Firmin Abauzit (1679–1767) was a French scholar who worked on physics, theology and philosophy, and served as librarian in Geneva (Switzerland) during his final 40 years. Abauzit is also notable for proofreading or correcting the writings of Isaac Newton and other scholars.
Firmin Abauzit was born of Huguenot parents November 11, 1679 at Uzes, in Languedoc. His father died when he was but two years of age; and when, on the revocation of the Edict of Nantes in 1685, the authorities took steps to have him educated in the Roman Catholic faith, his mother contrived his escape.
For two years his brother and he lived as fugitives in the mountains of the Cevennes, but they at last reached Geneva, where their mother afterwards joined them on escaping from the imprisonment in which she was held from the time of their flight. Abauzit at an early age acquired great proficiency in languages, physics, and theology.
In 1698, he traveled to Germany, then to Holland, where he became acquainted with Pierre Bayle, Pierre Jurieu and Jacques Basnage. Proceeding to England, he was introduced to Sir Isaac Newton, who found in him one of the earliest defenders, against Castel of his discoveries. Newton corrected in the second edition of his Principia an error pointed out by Abauzit, and, when sending him the Commercium Epistolicum, said, "You are well worthy to judge between Gottfried Leibniz and me."
The reputation of Abauzit induced William III to request him to settle in England, but he did not accept the king's offer, preferring to return to Geneva.
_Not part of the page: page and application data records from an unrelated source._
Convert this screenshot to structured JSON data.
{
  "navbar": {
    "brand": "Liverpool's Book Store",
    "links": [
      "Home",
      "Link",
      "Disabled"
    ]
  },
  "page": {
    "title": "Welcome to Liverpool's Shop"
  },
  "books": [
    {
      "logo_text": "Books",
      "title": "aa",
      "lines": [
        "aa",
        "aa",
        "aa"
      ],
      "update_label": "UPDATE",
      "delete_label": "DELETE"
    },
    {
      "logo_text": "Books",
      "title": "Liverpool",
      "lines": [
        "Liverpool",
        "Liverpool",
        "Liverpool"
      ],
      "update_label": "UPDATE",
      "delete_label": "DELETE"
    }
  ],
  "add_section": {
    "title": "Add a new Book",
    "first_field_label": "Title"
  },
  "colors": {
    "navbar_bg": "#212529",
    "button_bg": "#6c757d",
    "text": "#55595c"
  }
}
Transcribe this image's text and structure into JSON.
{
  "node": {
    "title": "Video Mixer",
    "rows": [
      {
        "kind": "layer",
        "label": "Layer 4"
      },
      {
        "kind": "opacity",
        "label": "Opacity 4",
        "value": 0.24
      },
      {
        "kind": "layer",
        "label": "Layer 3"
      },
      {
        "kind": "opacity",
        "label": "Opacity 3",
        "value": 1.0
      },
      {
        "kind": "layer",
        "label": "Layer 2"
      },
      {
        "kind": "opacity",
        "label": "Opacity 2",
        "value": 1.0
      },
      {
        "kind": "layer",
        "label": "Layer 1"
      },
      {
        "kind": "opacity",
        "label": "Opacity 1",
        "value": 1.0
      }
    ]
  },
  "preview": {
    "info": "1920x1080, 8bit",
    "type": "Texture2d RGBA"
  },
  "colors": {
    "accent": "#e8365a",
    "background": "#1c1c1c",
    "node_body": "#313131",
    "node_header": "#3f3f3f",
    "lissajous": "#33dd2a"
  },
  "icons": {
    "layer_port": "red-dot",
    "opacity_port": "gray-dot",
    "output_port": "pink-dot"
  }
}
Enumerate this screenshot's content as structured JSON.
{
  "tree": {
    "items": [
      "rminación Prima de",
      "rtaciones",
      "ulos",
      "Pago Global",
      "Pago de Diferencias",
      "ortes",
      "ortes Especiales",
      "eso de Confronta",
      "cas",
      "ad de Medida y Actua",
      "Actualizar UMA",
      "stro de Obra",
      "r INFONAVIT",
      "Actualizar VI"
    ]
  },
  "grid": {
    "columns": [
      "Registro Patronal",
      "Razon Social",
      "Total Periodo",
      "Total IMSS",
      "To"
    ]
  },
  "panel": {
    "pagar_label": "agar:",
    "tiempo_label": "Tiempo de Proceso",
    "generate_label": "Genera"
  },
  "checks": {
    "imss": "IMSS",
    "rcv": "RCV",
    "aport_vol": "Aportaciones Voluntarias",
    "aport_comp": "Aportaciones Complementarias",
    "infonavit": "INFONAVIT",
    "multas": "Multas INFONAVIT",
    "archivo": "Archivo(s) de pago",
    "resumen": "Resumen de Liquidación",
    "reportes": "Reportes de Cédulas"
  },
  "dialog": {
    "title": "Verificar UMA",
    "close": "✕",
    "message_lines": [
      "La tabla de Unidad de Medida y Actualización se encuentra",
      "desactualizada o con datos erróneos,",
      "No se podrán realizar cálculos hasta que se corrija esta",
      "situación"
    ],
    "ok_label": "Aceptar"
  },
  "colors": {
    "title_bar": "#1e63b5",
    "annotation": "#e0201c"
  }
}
There, from 1715 he rendered valuable assistance to a society that had been formed for translating the New Testament into French. He declined the offer of the chair of philosophy at the University of Geneva in 1723. He assisted in the French language New Testament in 1726. In 1727, he was granted citizenship in Geneva, and he accepted the office of honorary librarian to Geneva, the city of his adoption. It was while he was in Geneva in his later years that he authored many of his works. Here also was the city of his death past the age of 87, on March 20, 1767.
Abauzit was a man of great learning and of wonderful versatility. Whatever chanced to be discussed, it used to be said of Abauzit that he seemed to have made it a subject of particular study. Rousseau, who was jealously sparing of his praises, addressed to him, in his Julie, ou la nouvelle Heloise, a fine panegyric; and when a stranger flatteringly told Voltaire he had come to see a great man, the philosopher asked him if he had seen Abauzit. Among his acquaintances, Abauzit claimed Rousseau, Voltaire, Newton, and Bayle.
Little remains of the labours of this intellectual giant, his heirs having, it is said, destroyed the papers that came into their possession, because their own religious opinions were different. A few theological, archaeological, and astronomical articles from his pen appeared in the Journal Helvetique and elsewhere, and he contributed several papers to Rousseau's Dictionnaire de musique (1767). He wrote a work throwing doubt on the canonical authority of the Apocalypse, which called forth a reply from Dr Leonard Twells, and was published in Denis Diderot's Encyclopedie. He also edited and made valuable additions to Jacob Spon's Histoire de la republique de Geneve. A collection of his writings was published at Geneva in 1770 (Oeuvres de feu M. Abauzit), and another at London in 1773 (Oeuvres diverses de M. Abauzit).